Physical Sciences and Mathematics | Physics
Clayton Gearhart, Physics
My thesis will be divided into three sections. My first section will begin by discussing the development of ancient Greek mathematics from the earliest natural philosophers up to Archimedes. Careful attention will be paid to those mathematicians most likely to have had a direct influence on Archimedes and, in particular, on his work The Method. I will then examine the historical circumstances and influences leading up to Newton’s Analysis by Equations of an Infinite Number of Terms. Next, I will compare and contrast the intellectual environments in which each of the mathematicians developed his theories. The second section will consist of a mathematical comparison between the two methods of finding the area under a curve. I will explain how each method works and discuss the differences in the approaches taken by the two mathematicians. In the last section I will discuss Archimedes in the wider context of Greek mathematical and scientific thought. Using ancient Greek philosophers, natural philosophers, scientists, and mathematicians, I will demonstrate how mathematics was an integral part of Greek culture, both practical and intellectual. By comparison with the work of the later, English mathematician Newton, I will show how Archimedes and in particular The Method are firmly rooted in the mathematical tradition of the ancient Greeks and demonstrate how this tradition differed from the tradition on which Newton drew to formulate his Analysis.

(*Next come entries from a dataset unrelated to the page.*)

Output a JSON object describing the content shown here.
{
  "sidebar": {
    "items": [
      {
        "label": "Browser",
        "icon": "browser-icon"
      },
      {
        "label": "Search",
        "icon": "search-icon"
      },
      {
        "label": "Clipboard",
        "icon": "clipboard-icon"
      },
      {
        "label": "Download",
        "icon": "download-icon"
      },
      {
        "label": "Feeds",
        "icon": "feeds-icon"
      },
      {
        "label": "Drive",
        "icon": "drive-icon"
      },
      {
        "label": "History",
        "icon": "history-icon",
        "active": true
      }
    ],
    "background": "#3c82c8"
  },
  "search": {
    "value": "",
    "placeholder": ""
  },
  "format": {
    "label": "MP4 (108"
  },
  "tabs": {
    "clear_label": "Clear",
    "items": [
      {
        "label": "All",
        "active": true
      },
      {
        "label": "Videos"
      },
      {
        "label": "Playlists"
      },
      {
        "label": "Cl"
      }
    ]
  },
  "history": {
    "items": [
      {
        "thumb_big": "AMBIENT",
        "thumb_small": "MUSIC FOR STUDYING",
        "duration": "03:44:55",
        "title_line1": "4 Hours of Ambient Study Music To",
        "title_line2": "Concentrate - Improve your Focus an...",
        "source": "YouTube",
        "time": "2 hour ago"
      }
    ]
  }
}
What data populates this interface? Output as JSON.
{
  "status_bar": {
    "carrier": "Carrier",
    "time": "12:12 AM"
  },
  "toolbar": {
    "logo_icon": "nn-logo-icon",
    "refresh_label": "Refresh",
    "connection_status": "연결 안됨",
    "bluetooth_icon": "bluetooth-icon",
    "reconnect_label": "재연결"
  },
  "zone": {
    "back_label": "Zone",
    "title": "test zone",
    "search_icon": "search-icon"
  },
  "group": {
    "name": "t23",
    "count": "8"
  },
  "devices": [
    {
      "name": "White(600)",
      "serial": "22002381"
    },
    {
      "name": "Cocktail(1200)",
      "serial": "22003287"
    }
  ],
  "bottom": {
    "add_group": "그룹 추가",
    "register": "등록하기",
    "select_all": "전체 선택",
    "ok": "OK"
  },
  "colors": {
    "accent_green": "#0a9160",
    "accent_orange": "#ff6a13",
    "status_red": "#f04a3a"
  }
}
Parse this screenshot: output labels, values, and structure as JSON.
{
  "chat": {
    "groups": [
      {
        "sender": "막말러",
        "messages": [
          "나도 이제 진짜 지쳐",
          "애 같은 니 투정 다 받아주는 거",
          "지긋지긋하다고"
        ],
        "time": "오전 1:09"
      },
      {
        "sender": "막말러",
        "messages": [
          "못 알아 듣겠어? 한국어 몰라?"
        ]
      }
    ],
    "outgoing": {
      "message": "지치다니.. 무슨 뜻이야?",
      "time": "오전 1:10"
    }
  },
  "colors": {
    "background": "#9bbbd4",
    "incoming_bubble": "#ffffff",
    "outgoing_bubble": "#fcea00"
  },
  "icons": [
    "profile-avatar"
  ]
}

Holt, Emily M., "The Lunes of Hippocrates" (2002). Honors Theses, 1963-2015. 509.